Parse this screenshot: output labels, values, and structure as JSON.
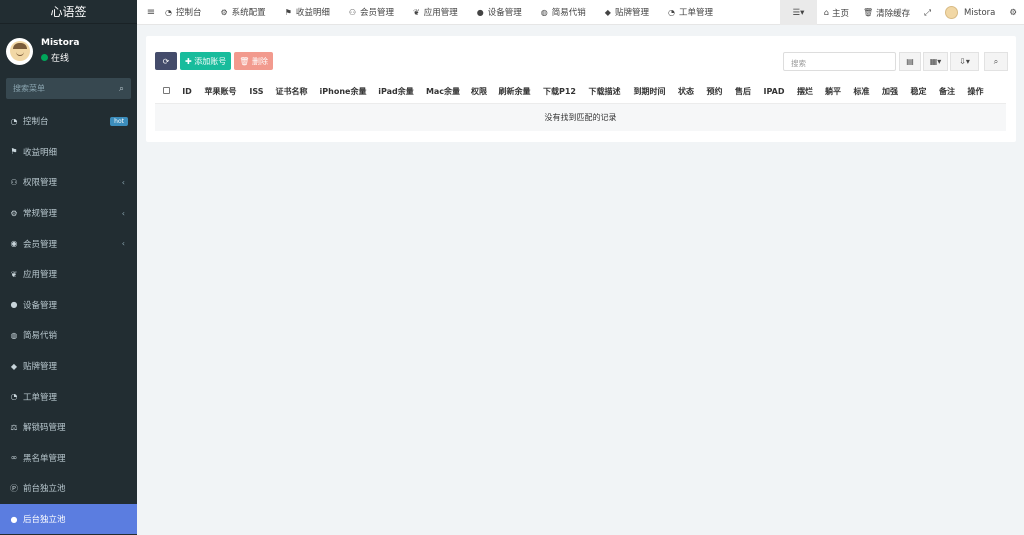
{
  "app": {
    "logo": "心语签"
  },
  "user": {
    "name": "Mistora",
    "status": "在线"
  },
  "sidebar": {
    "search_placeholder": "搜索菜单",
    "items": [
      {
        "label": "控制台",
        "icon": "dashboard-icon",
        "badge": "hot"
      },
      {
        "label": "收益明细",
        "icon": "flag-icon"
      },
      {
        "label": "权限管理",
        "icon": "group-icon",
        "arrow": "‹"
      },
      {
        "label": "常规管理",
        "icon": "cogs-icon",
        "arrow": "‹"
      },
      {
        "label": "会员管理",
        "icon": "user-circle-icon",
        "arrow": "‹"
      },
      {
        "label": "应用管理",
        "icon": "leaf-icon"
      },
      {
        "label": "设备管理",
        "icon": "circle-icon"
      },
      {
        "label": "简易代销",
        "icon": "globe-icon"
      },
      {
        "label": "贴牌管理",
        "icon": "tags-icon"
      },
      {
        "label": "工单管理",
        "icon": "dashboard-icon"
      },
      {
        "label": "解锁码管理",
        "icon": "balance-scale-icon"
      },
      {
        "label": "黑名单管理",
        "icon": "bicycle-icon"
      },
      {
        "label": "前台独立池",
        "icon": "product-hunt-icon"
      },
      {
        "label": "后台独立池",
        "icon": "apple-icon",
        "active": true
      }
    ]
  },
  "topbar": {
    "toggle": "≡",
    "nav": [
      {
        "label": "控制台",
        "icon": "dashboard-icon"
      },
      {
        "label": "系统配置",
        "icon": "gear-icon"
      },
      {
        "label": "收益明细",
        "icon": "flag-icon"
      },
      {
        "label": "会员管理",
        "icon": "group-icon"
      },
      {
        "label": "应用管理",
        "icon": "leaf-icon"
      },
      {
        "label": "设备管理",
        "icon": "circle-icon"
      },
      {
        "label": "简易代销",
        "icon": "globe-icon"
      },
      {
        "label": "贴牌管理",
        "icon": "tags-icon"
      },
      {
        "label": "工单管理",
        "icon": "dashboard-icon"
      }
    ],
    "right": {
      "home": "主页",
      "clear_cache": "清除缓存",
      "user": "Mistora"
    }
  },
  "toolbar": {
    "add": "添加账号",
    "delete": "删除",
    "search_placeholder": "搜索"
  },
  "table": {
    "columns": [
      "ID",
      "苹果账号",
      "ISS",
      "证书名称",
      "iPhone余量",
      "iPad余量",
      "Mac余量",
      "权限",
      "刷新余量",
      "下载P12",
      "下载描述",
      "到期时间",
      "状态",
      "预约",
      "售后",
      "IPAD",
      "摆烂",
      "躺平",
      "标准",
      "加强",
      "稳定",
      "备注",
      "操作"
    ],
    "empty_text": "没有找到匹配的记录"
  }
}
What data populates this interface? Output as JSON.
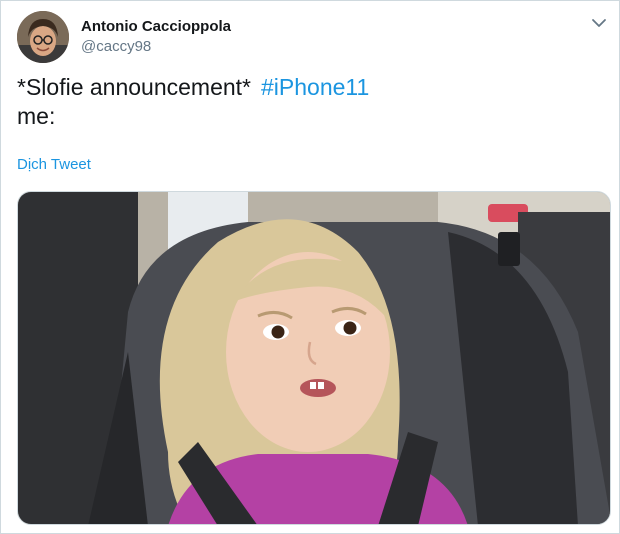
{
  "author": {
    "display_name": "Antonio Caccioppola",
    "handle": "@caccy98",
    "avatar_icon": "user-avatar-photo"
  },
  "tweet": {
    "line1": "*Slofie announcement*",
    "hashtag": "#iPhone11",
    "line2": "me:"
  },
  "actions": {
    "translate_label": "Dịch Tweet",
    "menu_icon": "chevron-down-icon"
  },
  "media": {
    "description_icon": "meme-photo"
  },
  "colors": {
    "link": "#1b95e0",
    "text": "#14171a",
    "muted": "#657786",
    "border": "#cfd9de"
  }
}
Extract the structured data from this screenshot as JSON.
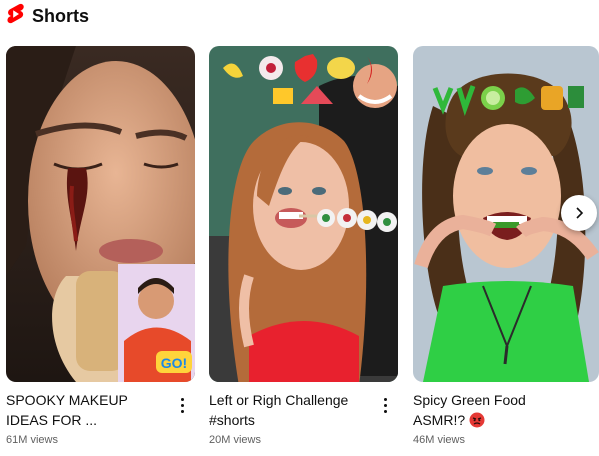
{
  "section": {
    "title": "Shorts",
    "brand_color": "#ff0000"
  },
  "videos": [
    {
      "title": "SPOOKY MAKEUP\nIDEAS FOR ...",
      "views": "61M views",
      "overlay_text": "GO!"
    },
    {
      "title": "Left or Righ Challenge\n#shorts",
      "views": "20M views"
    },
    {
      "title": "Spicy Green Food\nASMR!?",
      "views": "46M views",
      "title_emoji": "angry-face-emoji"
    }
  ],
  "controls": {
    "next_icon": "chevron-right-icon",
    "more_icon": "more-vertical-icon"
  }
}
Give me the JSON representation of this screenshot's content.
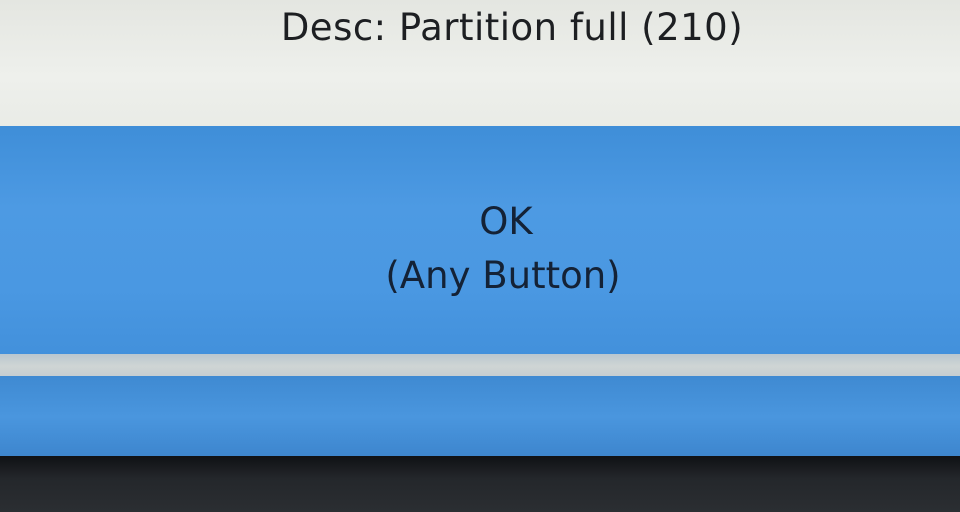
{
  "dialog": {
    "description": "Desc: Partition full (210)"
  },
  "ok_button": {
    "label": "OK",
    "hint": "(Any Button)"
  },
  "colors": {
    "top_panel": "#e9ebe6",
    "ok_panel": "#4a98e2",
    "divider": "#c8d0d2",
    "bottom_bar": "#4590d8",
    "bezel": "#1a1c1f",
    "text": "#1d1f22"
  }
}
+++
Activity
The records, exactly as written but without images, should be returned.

Result
Parse this screenshot: output labels, values, and structure as JSON.
{
  "app": {
    "logo": "心语签"
  },
  "user": {
    "name": "Mistora",
    "status": "在线"
  },
  "sidebar": {
    "search_placeholder": "搜索菜单",
    "items": [
      {
        "label": "控制台",
        "icon": "dashboard-icon",
        "badge": "hot"
      },
      {
        "label": "收益明细",
        "icon": "flag-icon"
      },
      {
        "label": "权限管理",
        "icon": "group-icon",
        "arrow": "‹"
      },
      {
        "label": "常规管理",
        "icon": "cogs-icon",
        "arrow": "‹"
      },
      {
        "label": "会员管理",
        "icon": "user-circle-icon",
        "arrow": "‹"
      },
      {
        "label": "应用管理",
        "icon": "leaf-icon"
      },
      {
        "label": "设备管理",
        "icon": "circle-icon"
      },
      {
        "label": "简易代销",
        "icon": "globe-icon"
      },
      {
        "label": "贴牌管理",
        "icon": "tags-icon"
      },
      {
        "label": "工单管理",
        "icon": "dashboard-icon"
      },
      {
        "label": "解锁码管理",
        "icon": "balance-scale-icon"
      },
      {
        "label": "黑名单管理",
        "icon": "bicycle-icon"
      },
      {
        "label": "前台独立池",
        "icon": "product-hunt-icon"
      },
      {
        "label": "后台独立池",
        "icon": "apple-icon",
        "active": true
      }
    ]
  },
  "topbar": {
    "toggle": "≡",
    "nav": [
      {
        "label": "控制台",
        "icon": "dashboard-icon"
      },
      {
        "label": "系统配置",
        "icon": "gear-icon"
      },
      {
        "label": "收益明细",
        "icon": "flag-icon"
      },
      {
        "label": "会员管理",
        "icon": "group-icon"
      },
      {
        "label": "应用管理",
        "icon": "leaf-icon"
      },
      {
        "label": "设备管理",
        "icon": "circle-icon"
      },
      {
        "label": "简易代销",
        "icon": "globe-icon"
      },
      {
        "label": "贴牌管理",
        "icon": "tags-icon"
      },
      {
        "label": "工单管理",
        "icon": "dashboard-icon"
      }
    ],
    "right": {
      "home": "主页",
      "clear_cache": "清除缓存",
      "user": "Mistora"
    }
  },
  "toolbar": {
    "add": "添加账号",
    "delete": "删除",
    "search_placeholder": "搜索"
  },
  "table": {
    "columns": [
      "ID",
      "苹果账号",
      "ISS",
      "证书名称",
      "iPhone余量",
      "iPad余量",
      "Mac余量",
      "权限",
      "刷新余量",
      "下载P12",
      "下载描述",
      "到期时间",
      "状态",
      "预约",
      "售后",
      "IPAD",
      "摆烂",
      "躺平",
      "标准",
      "加强",
      "稳定",
      "备注",
      "操作"
    ],
    "empty_text": "没有找到匹配的记录"
  }
}
What data populates this interface? Output as JSON.
{
  "author": {
    "display_name": "Antonio Caccioppola",
    "handle": "@caccy98",
    "avatar_icon": "user-avatar-photo"
  },
  "tweet": {
    "line1": "*Slofie announcement*",
    "hashtag": "#iPhone11",
    "line2": "me:"
  },
  "actions": {
    "translate_label": "Dịch Tweet",
    "menu_icon": "chevron-down-icon"
  },
  "media": {
    "description_icon": "meme-photo"
  },
  "colors": {
    "link": "#1b95e0",
    "text": "#14171a",
    "muted": "#657786",
    "border": "#cfd9de"
  }
}
Extract the structured data from this screenshot as JSON.
{
  "section": {
    "title": "Shorts",
    "brand_color": "#ff0000"
  },
  "videos": [
    {
      "title": "SPOOKY MAKEUP\nIDEAS FOR ...",
      "views": "61M views",
      "overlay_text": "GO!"
    },
    {
      "title": "Left or Righ Challenge\n#shorts",
      "views": "20M views"
    },
    {
      "title": "Spicy Green Food\nASMR!?",
      "views": "46M views",
      "title_emoji": "angry-face-emoji"
    }
  ],
  "controls": {
    "next_icon": "chevron-right-icon",
    "more_icon": "more-vertical-icon"
  }
}
Give me the JSON representation of this screenshot's content.
{
  "dialog": {
    "description": "Desc: Partition full (210)"
  },
  "ok_button": {
    "label": "OK",
    "hint": "(Any Button)"
  },
  "colors": {
    "top_panel": "#e9ebe6",
    "ok_panel": "#4a98e2",
    "divider": "#c8d0d2",
    "bottom_bar": "#4590d8",
    "bezel": "#1a1c1f",
    "text": "#1d1f22"
  }
}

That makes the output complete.